◆ **PROBLEM STATEMENT**: Word for word, repeat the data that follows. Do not include the pictures.

[PROVIDED DATA Boundary: Start]

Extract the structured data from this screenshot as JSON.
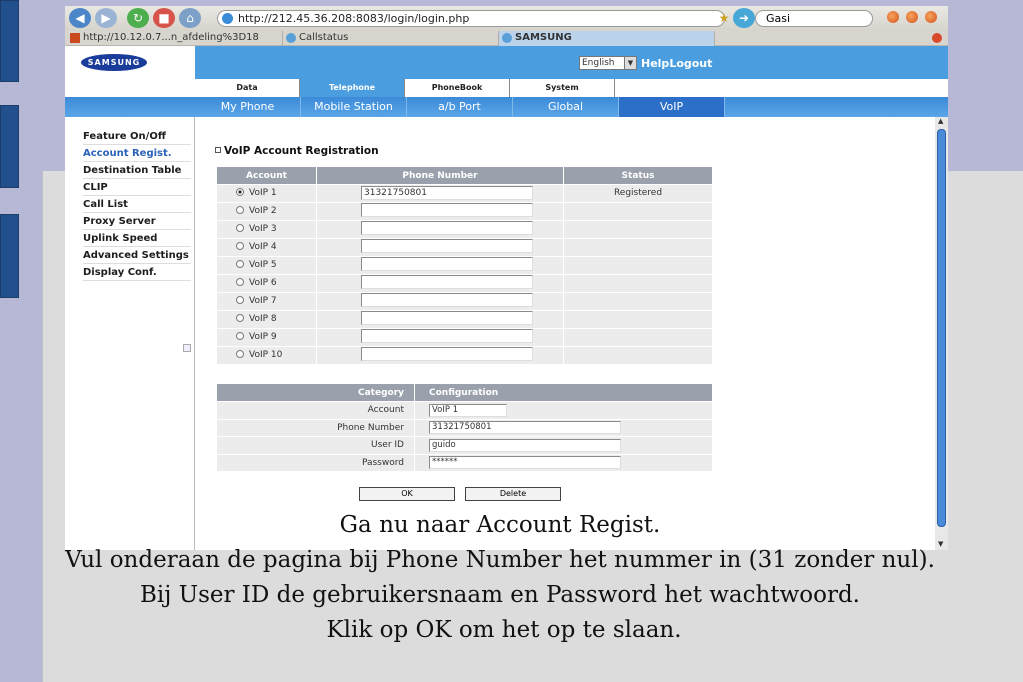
{
  "browser": {
    "url": "http://212.45.36.208:8083/login/login.php",
    "search_value": "Gasi",
    "tabs": [
      {
        "label": "http://10.12.0.7...n_afdeling%3D18"
      },
      {
        "label": "Callstatus"
      },
      {
        "label": "SAMSUNG"
      }
    ]
  },
  "header": {
    "logo": "SAMSUNG",
    "language": "English",
    "help": "Help",
    "logout": "Logout"
  },
  "main_tabs": [
    "Data",
    "Telephone",
    "PhoneBook",
    "System"
  ],
  "sub_tabs": [
    "My Phone",
    "Mobile Station",
    "a/b Port",
    "Global",
    "VoIP"
  ],
  "sidebar": {
    "items": [
      {
        "label": "Feature On/Off"
      },
      {
        "label": "Account Regist."
      },
      {
        "label": "Destination Table"
      },
      {
        "label": "CLIP"
      },
      {
        "label": "Call List"
      },
      {
        "label": "Proxy Server"
      },
      {
        "label": "Uplink Speed"
      },
      {
        "label": "Advanced Settings"
      },
      {
        "label": "Display Conf."
      }
    ]
  },
  "content": {
    "section_title": "VoIP Account Registration",
    "table_headers": {
      "account": "Account",
      "phone_number": "Phone Number",
      "status": "Status"
    },
    "accounts": [
      {
        "name": "VoIP 1",
        "phone": "31321750801",
        "status": "Registered"
      },
      {
        "name": "VoIP 2",
        "phone": "",
        "status": ""
      },
      {
        "name": "VoIP 3",
        "phone": "",
        "status": ""
      },
      {
        "name": "VoIP 4",
        "phone": "",
        "status": ""
      },
      {
        "name": "VoIP 5",
        "phone": "",
        "status": ""
      },
      {
        "name": "VoIP 6",
        "phone": "",
        "status": ""
      },
      {
        "name": "VoIP 7",
        "phone": "",
        "status": ""
      },
      {
        "name": "VoIP 8",
        "phone": "",
        "status": ""
      },
      {
        "name": "VoIP 9",
        "phone": "",
        "status": ""
      },
      {
        "name": "VoIP 10",
        "phone": "",
        "status": ""
      }
    ],
    "config_headers": {
      "category": "Category",
      "configuration": "Configuration"
    },
    "config": {
      "account_label": "Account",
      "account_value": "VoIP 1",
      "phone_label": "Phone Number",
      "phone_value": "31321750801",
      "userid_label": "User ID",
      "userid_value": "guido",
      "password_label": "Password",
      "password_value": "******"
    },
    "ok_button": "OK",
    "delete_button": "Delete"
  },
  "caption": {
    "line1": "Ga nu naar Account Regist.",
    "line2": "Vul onderaan de pagina bij Phone Number het nummer in (31 zonder nul).",
    "line3": "Bij User ID de gebruikersnaam en Password het wachtwoord.",
    "line4": "Klik op OK om het op te slaan."
  }
}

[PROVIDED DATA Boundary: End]

◆ **EXERCISE OUTPUT**:
Extract the structured data from this screenshot as JSON.
{
  "browser": {
    "url": "http://212.45.36.208:8083/login/login.php",
    "search_value": "Gasi",
    "tabs": [
      {
        "label": "http://10.12.0.7...n_afdeling%3D18"
      },
      {
        "label": "Callstatus"
      },
      {
        "label": "SAMSUNG"
      }
    ]
  },
  "header": {
    "logo": "SAMSUNG",
    "language": "English",
    "help": "Help",
    "logout": "Logout"
  },
  "main_tabs": [
    "Data",
    "Telephone",
    "PhoneBook",
    "System"
  ],
  "sub_tabs": [
    "My Phone",
    "Mobile Station",
    "a/b Port",
    "Global",
    "VoIP"
  ],
  "sidebar": {
    "items": [
      {
        "label": "Feature On/Off"
      },
      {
        "label": "Account Regist."
      },
      {
        "label": "Destination Table"
      },
      {
        "label": "CLIP"
      },
      {
        "label": "Call List"
      },
      {
        "label": "Proxy Server"
      },
      {
        "label": "Uplink Speed"
      },
      {
        "label": "Advanced Settings"
      },
      {
        "label": "Display Conf."
      }
    ]
  },
  "content": {
    "section_title": "VoIP Account Registration",
    "table_headers": {
      "account": "Account",
      "phone_number": "Phone Number",
      "status": "Status"
    },
    "accounts": [
      {
        "name": "VoIP 1",
        "phone": "31321750801",
        "status": "Registered"
      },
      {
        "name": "VoIP 2",
        "phone": "",
        "status": ""
      },
      {
        "name": "VoIP 3",
        "phone": "",
        "status": ""
      },
      {
        "name": "VoIP 4",
        "phone": "",
        "status": ""
      },
      {
        "name": "VoIP 5",
        "phone": "",
        "status": ""
      },
      {
        "name": "VoIP 6",
        "phone": "",
        "status": ""
      },
      {
        "name": "VoIP 7",
        "phone": "",
        "status": ""
      },
      {
        "name": "VoIP 8",
        "phone": "",
        "status": ""
      },
      {
        "name": "VoIP 9",
        "phone": "",
        "status": ""
      },
      {
        "name": "VoIP 10",
        "phone": "",
        "status": ""
      }
    ],
    "config_headers": {
      "category": "Category",
      "configuration": "Configuration"
    },
    "config": {
      "account_label": "Account",
      "account_value": "VoIP 1",
      "phone_label": "Phone Number",
      "phone_value": "31321750801",
      "userid_label": "User ID",
      "userid_value": "guido",
      "password_label": "Password",
      "password_value": "******"
    },
    "ok_button": "OK",
    "delete_button": "Delete"
  },
  "caption": {
    "line1": "Ga nu naar Account Regist.",
    "line2": "Vul onderaan de pagina bij Phone Number het nummer in (31 zonder nul).",
    "line3": "Bij User ID de gebruikersnaam en Password het wachtwoord.",
    "line4": "Klik op OK om het op te slaan."
  }
}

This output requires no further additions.